Fascinated since her school days by Russian history, Vickie Maye embarks on her first-ever guided tour to discover St Petersburg.
In the middle of the night on July 17, 1918, the Romanovs —ex-tsar Nicholas II,ex-tsarina Alexandra, their five children, and their four servants, including the family doctor — were woken by their Bolshevik captors.
They were told to dress and be ready to leave the location where they were in exile. They waited in the cellar of the mansion. Chairs were brought for Alexandra, who was sick, and 13-year-old Alexei. A dozen heavily-armed men entered the room. The family was slaughtered.
It was a moment in history that captivated me, I can still see the pages from my school history book — a whole family, five young children, wiped out.
As a young teen, it marked the beginning of my fascination with Russia. Tales of Rasputin, the overhaul of the monarchy, Lenin, and the beginning of communism.
I would go on to study it in college, further fuelling my desire to see the country’s exotic cities.
Usually, I travel without any firm plan — a few must-see sites, restaurant recommendations — and then I find my way through a city. I choose public transport over bus tours, soaking up the people watching, watching real people living real lives.
But I always knew Russia would be different.
There was too much to see, too much to absorb, too much history to take in.
So for my first visit to the country, I booked with Travel Department. My first ever guided tour, it showed me a side to St Petersburg I would never have discovered alone.
Morning bus tours with our guide Alisa meant every historical detail was covered, with afternoons and evenings free to wander by the river to explore the city. Where once I thought tours were the lazy option for tourists, today I am converted.
She held our hands through this breath-taking ‘Venice of the north’, created by Peter the Great as a ‘window into Europe’. This isn’t just arun-of-the-mill city break — this is an exotic destination, with its Cyrillic script and Orthodox churches.
She brought us to the Winter Palace, lavish gold-gilded ballrooms (painted with the tails of squirrels, no less). It’s beautiful but it screams decadence, excess — and that’s before we even come close to the art.
Entire travel guides are devoted to the Hermitage; the mammoth art museum (it’s the second-largest in the world) that was the personal collection of Catherine the Great. Here Alisa shows Rembrandt (including the painting that was famously destroyed with acid from a visitor to the museum). There was da Vinci, Michael Angelo. Across the courtyard, there’s another building dedicated to the impressionists. It’s the ultimate destination for art lovers.
We wear portable earpieces to hear Alisa’snarrative. We savour the Church of the Saviour on Spilled Blood — whereAlexander II was murdered. The stones he collapsed on are still there, a shrine to the lost tsar. We hear how it was used to store potatoes and cabbage after the revolution, later it was a dumping ground for bodies in the Second World War. Today a major restoration has seen it return to its former glory.

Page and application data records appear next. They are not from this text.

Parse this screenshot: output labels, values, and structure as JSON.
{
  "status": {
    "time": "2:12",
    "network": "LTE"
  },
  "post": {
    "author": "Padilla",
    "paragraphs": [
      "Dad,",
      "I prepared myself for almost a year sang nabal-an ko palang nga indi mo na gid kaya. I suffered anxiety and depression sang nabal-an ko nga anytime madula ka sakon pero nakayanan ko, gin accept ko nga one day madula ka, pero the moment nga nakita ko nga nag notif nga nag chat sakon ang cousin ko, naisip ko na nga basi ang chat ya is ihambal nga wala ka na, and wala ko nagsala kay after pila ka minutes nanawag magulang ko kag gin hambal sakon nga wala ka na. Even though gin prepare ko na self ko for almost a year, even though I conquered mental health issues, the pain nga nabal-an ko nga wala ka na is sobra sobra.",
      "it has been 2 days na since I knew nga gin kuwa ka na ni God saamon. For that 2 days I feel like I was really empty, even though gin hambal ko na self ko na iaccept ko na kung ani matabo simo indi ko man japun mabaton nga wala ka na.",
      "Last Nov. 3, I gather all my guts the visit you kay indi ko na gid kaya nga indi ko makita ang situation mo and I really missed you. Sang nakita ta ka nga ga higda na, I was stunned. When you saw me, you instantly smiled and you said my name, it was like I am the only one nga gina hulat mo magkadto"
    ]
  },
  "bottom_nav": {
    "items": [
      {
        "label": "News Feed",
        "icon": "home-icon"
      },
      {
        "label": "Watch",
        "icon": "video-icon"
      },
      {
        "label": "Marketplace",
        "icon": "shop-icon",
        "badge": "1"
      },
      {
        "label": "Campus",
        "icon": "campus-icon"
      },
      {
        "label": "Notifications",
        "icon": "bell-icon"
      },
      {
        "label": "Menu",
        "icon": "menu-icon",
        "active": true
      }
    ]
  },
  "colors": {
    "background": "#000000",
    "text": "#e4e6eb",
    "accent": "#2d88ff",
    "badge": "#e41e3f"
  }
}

We visit Peterhof, a series of palaces and gardens located outside the city, commissioned by Peter the Great. We were glad of our tour guide as she manoeuvred the long weaving queues. Here we stand in rooms where Helen Mirren filmed the recent Catherine the Great.
We see the house the empress brought her lovers, see her lavish bedroom. It’s the little details we lap up, the long combs they used to scratch the lice infestations, the little tins they would carry with honey to attract the insects nestled in their clothes. We hear how staff frantically buried riches and treasures as the Nazis invaded, the pieces discovered years later in restoration projects.
Alisa doesn’t just focus on the history though. She gives us restaurant recommendations for this contemporary city (don’t leave without tasting borsch), the city’s coolest bars (head for Rubinstein St), advice on taxis, Ubers and metros.
She takes us shopping to the Nevsky prospect. There’s an evening at the world-famous ballet, a boat trip down the river. We hear how the bridges that line the city open, each one in a row, throughout the night to allow cargo ships access.
There is truly a museum for everything from Fabergé eggs to vodka to political history. And it is the history that stays with you.
At the burial ground of Nicolas II at the St Peter and Paul Fortress, Alisa told us what became of the family that had so fascinated me as a child. The bodies exhumed and reburied decades after their murders, two of the children are still missing. It is thought they were burned, but it was taking so long, the remaining members were thrown in a mass grave.
And I was a child again at school, staring at their pictures, only this time not on a history book but at their actual burial ground.
Entire travel guides are devoted to the Hermitage; the mammoth art museum (it’s the second-largest in the world) that was the personal collection of Catherine the Great